=== Data records for software interfaces ===
[Start of section]

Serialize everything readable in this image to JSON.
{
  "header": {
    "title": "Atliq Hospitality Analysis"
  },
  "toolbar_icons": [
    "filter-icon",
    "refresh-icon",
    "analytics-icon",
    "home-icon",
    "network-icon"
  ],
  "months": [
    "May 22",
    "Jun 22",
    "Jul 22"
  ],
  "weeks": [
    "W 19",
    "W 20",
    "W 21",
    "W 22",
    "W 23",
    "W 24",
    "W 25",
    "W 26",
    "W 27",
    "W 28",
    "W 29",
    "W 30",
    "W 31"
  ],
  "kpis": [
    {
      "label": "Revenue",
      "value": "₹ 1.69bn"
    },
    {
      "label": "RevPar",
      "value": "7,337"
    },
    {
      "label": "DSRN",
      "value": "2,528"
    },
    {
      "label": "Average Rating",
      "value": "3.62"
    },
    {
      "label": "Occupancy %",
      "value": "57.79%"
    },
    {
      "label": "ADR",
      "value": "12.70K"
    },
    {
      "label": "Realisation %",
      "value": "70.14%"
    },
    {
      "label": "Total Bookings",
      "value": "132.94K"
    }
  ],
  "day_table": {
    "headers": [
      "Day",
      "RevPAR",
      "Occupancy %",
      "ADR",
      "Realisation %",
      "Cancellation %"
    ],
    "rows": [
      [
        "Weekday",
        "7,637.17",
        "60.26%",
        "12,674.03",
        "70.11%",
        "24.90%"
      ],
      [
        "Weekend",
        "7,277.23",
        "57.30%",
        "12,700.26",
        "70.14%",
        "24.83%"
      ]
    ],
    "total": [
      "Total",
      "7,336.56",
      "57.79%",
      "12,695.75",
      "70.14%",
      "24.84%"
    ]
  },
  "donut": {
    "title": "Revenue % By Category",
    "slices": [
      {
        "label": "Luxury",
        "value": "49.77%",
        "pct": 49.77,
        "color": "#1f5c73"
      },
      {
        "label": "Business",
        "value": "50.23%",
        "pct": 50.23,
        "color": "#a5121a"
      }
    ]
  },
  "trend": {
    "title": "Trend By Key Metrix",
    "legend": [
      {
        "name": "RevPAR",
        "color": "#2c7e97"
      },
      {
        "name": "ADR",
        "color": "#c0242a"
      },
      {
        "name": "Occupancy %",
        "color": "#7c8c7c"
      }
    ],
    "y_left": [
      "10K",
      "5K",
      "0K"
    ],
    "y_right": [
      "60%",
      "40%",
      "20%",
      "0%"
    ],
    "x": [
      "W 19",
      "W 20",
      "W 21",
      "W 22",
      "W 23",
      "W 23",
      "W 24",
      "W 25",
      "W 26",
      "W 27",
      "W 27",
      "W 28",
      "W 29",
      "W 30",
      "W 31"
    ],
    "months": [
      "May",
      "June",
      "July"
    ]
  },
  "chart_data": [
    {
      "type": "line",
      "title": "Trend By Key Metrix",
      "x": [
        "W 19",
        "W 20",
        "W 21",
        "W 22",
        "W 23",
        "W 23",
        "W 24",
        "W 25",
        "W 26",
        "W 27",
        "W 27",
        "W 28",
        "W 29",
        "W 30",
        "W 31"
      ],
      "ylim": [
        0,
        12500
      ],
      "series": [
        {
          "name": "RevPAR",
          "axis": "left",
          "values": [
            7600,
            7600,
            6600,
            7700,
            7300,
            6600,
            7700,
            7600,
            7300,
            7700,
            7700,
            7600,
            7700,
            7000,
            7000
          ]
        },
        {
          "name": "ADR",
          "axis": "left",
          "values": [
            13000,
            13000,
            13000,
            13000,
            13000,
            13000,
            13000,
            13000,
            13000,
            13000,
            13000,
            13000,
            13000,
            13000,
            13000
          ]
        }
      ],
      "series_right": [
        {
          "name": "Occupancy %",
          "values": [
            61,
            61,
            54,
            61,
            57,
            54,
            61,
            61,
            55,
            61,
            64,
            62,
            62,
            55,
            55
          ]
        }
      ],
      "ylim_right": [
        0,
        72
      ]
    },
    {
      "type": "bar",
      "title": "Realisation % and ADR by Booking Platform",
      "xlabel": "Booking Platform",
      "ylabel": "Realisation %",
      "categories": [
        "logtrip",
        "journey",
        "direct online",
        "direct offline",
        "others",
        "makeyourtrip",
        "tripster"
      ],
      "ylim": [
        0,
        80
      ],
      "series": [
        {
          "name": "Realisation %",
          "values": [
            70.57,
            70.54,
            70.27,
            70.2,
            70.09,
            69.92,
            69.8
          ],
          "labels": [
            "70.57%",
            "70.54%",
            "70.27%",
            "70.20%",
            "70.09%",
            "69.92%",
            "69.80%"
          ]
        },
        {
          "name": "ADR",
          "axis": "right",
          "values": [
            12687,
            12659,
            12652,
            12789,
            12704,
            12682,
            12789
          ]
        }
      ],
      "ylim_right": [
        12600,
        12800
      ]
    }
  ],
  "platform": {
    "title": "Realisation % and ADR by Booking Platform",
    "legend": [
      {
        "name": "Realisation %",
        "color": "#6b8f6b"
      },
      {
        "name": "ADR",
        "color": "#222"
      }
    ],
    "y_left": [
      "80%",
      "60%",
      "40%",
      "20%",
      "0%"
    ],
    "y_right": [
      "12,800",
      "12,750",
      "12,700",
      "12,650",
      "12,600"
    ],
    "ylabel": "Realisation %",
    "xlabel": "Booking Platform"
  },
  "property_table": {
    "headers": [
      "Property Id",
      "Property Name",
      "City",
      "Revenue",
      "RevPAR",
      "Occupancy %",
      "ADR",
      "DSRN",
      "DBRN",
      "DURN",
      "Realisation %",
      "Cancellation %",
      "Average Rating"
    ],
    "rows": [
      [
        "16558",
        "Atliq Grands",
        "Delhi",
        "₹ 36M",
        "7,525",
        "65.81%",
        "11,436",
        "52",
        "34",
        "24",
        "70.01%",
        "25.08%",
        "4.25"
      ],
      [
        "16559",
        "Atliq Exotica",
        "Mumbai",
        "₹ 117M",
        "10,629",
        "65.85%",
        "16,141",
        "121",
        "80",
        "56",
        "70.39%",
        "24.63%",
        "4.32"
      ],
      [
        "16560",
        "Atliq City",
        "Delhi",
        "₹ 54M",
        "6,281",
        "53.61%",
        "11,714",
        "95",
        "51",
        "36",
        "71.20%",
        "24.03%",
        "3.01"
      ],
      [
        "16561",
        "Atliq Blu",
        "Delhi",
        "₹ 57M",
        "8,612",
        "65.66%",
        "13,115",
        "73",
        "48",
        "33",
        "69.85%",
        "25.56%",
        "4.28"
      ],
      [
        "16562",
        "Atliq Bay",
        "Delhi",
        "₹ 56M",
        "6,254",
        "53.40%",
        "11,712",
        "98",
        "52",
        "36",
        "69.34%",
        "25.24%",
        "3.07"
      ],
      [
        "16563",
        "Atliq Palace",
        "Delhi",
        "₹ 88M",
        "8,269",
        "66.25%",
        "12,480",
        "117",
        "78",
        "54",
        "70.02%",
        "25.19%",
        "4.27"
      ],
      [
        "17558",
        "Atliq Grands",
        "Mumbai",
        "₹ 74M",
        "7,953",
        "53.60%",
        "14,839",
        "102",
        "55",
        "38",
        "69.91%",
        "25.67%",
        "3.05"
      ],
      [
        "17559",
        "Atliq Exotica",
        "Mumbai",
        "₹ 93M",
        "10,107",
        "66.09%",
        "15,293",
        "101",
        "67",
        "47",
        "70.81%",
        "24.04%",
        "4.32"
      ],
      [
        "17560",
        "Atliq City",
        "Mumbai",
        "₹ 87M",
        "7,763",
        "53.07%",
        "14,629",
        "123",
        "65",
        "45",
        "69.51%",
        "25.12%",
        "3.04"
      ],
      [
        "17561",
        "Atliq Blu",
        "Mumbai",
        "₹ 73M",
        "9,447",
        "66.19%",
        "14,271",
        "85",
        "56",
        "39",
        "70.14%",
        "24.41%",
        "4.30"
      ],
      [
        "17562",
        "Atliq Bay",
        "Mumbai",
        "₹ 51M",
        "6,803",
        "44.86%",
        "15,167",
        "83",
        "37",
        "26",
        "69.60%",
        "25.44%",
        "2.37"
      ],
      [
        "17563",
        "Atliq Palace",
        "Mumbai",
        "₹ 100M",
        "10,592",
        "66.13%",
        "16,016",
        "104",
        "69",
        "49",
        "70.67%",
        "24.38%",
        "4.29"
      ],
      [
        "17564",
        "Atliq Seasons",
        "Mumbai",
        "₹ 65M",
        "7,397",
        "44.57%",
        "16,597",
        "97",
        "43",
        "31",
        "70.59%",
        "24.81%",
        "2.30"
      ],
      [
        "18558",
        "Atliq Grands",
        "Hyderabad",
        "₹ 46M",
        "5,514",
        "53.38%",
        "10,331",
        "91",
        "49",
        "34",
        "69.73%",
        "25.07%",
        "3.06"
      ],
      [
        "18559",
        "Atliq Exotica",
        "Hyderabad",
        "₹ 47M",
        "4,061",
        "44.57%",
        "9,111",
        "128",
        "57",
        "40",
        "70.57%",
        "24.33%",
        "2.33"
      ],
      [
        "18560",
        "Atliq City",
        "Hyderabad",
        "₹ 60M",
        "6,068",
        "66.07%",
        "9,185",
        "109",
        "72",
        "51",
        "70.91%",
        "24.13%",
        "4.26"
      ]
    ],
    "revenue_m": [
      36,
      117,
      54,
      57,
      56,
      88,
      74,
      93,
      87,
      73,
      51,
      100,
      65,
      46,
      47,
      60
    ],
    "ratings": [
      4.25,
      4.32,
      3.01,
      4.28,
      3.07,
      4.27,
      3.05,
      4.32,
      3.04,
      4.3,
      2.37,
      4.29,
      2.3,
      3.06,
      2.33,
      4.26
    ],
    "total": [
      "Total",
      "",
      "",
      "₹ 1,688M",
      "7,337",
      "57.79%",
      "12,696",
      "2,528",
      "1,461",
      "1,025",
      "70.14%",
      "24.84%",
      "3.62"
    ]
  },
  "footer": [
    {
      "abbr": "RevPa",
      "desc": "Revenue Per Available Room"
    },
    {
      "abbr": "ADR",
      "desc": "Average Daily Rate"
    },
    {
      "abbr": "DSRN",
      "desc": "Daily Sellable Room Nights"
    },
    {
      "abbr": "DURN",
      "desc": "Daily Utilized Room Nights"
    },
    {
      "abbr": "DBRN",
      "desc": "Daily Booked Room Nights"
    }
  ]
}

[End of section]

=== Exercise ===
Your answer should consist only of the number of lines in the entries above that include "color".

=== Exercise answer ===
7